Tanger Factory Outlet Centers (NYSE:SKT) released fourth-quarter 2019 results on Monday, and at a glance its initial 4.5% post-earnings decline seemed to indicate investors weren't pleased.

Of course, that drop was partly fueled by the broader market's decline on coronavirus fears. And it ignores the fact that the outlet-center real estate investment trust (REIT) not only exceeded expectations, but also modestly raised its already massive dividend (which boasts an annual yield of 9.1% at current prices). Indeed, Tanger stock has all but recovered from its early plunge in the days since.

So starting with its headline numbers, let's look at how Tanger ended 2019, as well as what investors should be watching in the coming year.

Woman riding escalator up with multiple colorful shopping bags in her hands.

IMAGE SOURCE: GETTY IMAGES

Metric

Q4 2019

Q4 2018

YOY Change (Decline)

Revenue

$120.5 million

$127.2 million

(5.3%)

Net income (loss) available to Tanger common shareholders

($12.1 million)

$19.4 million

N/A

Net income (loss) per diluted share

($0.13)

$0.21

N/A

Data source: Tanger Factory Outlet Centers. YOY = year over year.

Breaking it down

Adjusted funds from operations (AFFO) is a more useful metric than earnings to help measure cash flowing into REITs. Tanger's AFFO this quarter declined to $57.5 million, or $0.59 per share, from $0.64 a year earlier -- though this quarter included a $0.04-per-share dilution related to strategic asset sales.

Next, Tanger Outlets' consolidated portfolio occupancy rate stood at a healthy 97%, up from 95.9% last quarter and 96.8% at the end of 2018. Trailing 12-month (TTM) blended average rental rates for both renewals and re-tenanted leases also grew 2.7% on a straight-line basis, while falling 1.3% on a cash basis.

Same-center net operating income fell 0.4% year over year as the company worked to offset the impact of tenant bankruptcies, store closures, and lease modifications. At the same time, TTM average tenant sales productivity remained steady from last quarter at $395 per square foot, rising from $385 per square foot in the year-ago period.

On the leasing front, Tanger commenced 337 leases totaling 1.5 million square feet in 2019, and recaptured 198,000 square feet related to bankruptcies and brandwide restructurings.

"[T]his is the fastest way to restore internal growth"

CEO Steven Tanger credited "strong leasing execution" for this "better than anticipated performance," adding:

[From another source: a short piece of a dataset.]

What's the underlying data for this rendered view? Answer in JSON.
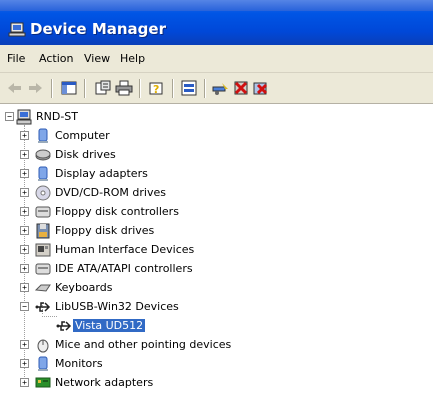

Increases in traffic and sales validate consumers' ongoing desire for the best brands, prices and shopping experience at Tanger Outlets. As we enter 2020, we are focused on building on last year's leasing success, as we believe this is the fastest way to restore internal growth. Maintaining strong occupancy remains our top priority as our team works to overcome the challenges associated with the recapture of space due to both previously announced closures and any additional space that could come back from ongoing negotiations with select tenants. Along with leasing, we will also continue to focus on our strategic marketing efforts to further increase traffic and shopper engagement. ... Brand name retailers remain committed to the outlet distribution channel and continue to benefit from our value proposition, including our low cost of occupancy.

But Tanger also warned that re-leasing the hundreds of thousands of square feet of recaptured space "will take time," and will likely mean the company needs to endure rent and occupancy headwinds in the near term.

Nonetheless, Tanger raised its annual dividend by a penny per share to $1.43 (extending its streak of increasing its payout each year since going public in 1993). It's payable on May 15, 2020, to shareholders of record on April 30, 2020.

Tanger Outlets provided guidance for full-year 2020 net income per diluted share of $0.65 to $0.73, and for diluted FFO per share of $1.96 to $2.04. Of note here: This outlook assumes average portfolio occupancy will decline to a range of 92% to 93%, including the impact of 303,000 square feet of January closures related to Dressbarn, Kitchen Collection, Forever 21, and Destination Maternity stores. Tanger is also modeling between 322,000 and 372,000 of potential additional closures that remain "unknown or unresolved" for the coming year.

In the end, however, it's clear that Tanger believes it will be able to weather this retail disruption and remain a crucial channel in the retail industry's ecosystem. And I think the stock is still worth considering for patient investors willing to collect that juicy dividend as its long-term story continues to unfold.